PRP treatments for hair loss are not only an all-natural solution but a medically and scientifically backed option as well. As a promising non-surgical therapeutic option for patients who are experiencing hair loss, it has been proven effective at increasing both hair count and hair thickness, in addition to improving hair growth. That’s why this treatment has been gaining popularity worldwide over the past several years.

In a 2014 study, researchers in India examined a group of men experiencing male pattern baldness who had little to no improvement in their hair growth, despite using both Propecia and Rogaine. After getting four PRP treatments, they had about 30 percent more growth in thinning areas.

PRP treatment for hair loss begins by drawing blood from your arm, just like you would expect during a routine checkup or when donating blood. The vial of drawn blood goes into a machine called a centrifuge, which spins rapidly to separate the plasma from the red blood cells. The plasma is then injected into the scalp at the follicular level.

Risks of PRP for Hair Loss

Using plasma to stimulate your hair follicles might sound like an extreme approach, but for the most part, there are virtually no side effects from the treatment. Since PRP comes from your own blood, you won’t have to worry about any allergic reaction or issues with biocompatibility.

During the procedure, most patients report only a mild feeling of pressure at the injection site and do not require any anaesthetic. If you experience any discomfort after the procedure, you can take an over-the-counter medication such as Tylenol to manage it. Bruising may be another side effect, but it usually resolves within the first two weeks or so.

The treatment also takes little to no downtime for recovery, and most patients can go back to work the same day if they choose.

Who Can Get PRP Hair Loss Treatment?

Almost anyone experiencing hair loss is a good candidate for PRP treatments, but those with more recent hair loss tend to respond best. That’s because it is more challenging to re-activate hair follicles that have lain dormant for a long time.

PRP also works well for both men and women who have androgenic alopecia, which is a genetically determined type of hair thinning that typically occurs along the top of the head. PRP therapy for hair loss is not recommended for people who have a disease such as lupus or a thyroid condition, as these conditions will continue to cause hair loss as time goes on. In addition, if you are taking blood thinners, your platelets will be less effective, which will adversely affect your results from PRP.

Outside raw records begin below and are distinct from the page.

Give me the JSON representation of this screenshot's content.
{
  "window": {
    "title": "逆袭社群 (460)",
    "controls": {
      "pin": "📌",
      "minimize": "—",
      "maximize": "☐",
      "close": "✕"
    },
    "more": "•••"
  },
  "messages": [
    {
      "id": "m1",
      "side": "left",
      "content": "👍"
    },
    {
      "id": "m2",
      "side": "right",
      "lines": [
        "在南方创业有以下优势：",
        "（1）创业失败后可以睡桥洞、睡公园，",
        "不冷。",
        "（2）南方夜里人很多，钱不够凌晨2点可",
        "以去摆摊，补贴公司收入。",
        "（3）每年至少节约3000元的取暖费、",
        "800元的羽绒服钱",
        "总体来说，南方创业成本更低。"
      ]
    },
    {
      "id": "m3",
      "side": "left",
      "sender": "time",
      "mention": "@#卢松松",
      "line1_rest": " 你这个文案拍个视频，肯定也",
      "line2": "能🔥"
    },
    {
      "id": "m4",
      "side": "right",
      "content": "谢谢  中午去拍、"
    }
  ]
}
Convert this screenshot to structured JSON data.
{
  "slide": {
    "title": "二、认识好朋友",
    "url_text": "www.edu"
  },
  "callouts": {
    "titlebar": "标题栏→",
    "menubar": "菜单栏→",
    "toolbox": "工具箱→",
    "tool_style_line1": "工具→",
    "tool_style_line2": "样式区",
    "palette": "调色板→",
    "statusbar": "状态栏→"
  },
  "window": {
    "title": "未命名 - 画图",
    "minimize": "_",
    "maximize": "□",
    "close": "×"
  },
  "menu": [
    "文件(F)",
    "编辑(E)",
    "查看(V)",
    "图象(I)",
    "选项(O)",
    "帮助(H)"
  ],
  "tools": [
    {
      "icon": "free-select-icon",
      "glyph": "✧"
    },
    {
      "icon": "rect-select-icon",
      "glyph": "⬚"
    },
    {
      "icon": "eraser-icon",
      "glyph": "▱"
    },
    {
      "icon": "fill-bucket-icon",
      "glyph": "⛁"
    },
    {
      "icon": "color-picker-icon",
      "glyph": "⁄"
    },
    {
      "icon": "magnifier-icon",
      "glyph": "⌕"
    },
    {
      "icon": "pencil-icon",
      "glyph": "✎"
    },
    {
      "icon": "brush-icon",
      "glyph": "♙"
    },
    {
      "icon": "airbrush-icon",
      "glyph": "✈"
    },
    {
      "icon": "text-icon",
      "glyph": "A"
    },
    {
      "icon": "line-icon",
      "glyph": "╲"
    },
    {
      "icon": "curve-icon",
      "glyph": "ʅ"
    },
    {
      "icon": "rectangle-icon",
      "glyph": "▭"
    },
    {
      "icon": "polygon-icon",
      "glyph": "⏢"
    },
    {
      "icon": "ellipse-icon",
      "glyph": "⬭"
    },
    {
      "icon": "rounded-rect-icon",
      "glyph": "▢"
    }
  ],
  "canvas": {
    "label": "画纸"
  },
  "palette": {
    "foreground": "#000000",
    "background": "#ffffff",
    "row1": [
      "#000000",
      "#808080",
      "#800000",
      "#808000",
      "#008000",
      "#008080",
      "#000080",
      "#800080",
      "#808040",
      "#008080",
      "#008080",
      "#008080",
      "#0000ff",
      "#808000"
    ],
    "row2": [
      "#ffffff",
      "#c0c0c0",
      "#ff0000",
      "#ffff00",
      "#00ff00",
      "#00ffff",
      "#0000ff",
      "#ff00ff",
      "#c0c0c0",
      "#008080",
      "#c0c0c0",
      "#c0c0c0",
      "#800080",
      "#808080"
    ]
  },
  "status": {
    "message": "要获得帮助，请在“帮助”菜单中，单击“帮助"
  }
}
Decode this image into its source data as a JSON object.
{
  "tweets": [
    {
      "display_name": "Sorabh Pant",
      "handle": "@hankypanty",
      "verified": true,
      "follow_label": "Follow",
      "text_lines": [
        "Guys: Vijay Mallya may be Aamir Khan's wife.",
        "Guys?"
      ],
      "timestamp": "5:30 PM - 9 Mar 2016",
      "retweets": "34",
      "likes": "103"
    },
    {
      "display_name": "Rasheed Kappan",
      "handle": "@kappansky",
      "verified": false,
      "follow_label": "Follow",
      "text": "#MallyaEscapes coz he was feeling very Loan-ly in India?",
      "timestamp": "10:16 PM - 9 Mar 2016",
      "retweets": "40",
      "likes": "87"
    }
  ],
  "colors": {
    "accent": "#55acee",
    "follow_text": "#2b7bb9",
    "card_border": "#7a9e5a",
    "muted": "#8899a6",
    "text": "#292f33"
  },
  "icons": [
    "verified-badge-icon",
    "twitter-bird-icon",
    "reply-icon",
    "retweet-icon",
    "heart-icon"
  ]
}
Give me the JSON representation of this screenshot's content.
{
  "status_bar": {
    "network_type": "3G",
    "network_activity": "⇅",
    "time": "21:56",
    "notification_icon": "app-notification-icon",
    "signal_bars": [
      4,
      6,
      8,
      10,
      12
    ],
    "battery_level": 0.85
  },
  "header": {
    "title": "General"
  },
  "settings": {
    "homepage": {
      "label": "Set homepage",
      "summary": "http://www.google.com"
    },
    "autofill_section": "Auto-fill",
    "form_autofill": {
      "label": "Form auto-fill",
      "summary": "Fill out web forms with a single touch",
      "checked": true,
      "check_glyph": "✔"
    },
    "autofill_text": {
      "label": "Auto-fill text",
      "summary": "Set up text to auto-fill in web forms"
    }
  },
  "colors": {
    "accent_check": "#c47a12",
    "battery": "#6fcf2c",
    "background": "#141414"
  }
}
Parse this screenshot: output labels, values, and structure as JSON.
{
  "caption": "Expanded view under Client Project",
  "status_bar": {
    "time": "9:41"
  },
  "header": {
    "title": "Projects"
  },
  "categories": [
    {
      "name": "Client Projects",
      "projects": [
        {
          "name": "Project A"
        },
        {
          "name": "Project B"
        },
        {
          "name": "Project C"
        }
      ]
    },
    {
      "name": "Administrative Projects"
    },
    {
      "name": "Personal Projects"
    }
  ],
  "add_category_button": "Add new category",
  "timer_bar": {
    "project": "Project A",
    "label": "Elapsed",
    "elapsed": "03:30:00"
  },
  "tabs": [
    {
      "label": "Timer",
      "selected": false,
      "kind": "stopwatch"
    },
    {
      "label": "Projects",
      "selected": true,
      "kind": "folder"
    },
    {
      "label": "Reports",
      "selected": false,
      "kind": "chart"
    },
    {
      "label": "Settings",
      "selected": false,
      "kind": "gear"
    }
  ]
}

What to Expect From PRP Treatments

Though the results of PRP vary, it takes most people about two to three months to see an improvement from PRP therapy. The first result patients usually notice is decreased shedding, followed by regrowth and increased hair length. Consistency of treatments is essential for continuing to stimulate the factors associated with hair regrowth and stopping hair from falling out.

PRP injections typically take place monthly for the first three to four months, and then every three to six months thereafter for up to two years. The injection frequency will depend on your individual results, in addition to factors such as age, the pattern and extent of hair loss, genetics and hormones.

While PRP can be beneficial as a standalone treatment, it can also help promote hair growth – almost acting as a “fertilizer” – before getting a hair transplant procedure, if you so choose. You and your doctor can use PRP as part of a multi-pronged approach to treating hair thinning and loss, including drugs such as Rogaine and Propecia.

Schedule Your Complimentary Hair Loss Consultation With the Toronto Hair Transplant Surgeons

Is PRP right for you? Toronto-based hair loss experts Dr Jonather Huber and Dr Robert Jones can evaluate your hair loss and help you decide if you are a good candidate for PRP. With a practice dedicated solely to the art and science of hair restoration, the Toronto Hair Transplant Surgeons has become world-renowned specialists in advanced techniques such as PRP and follicular unit excision (FUE).

To schedule your free one-on-one consultation with one of our doctors, please visit our contact page for the method that best suits you.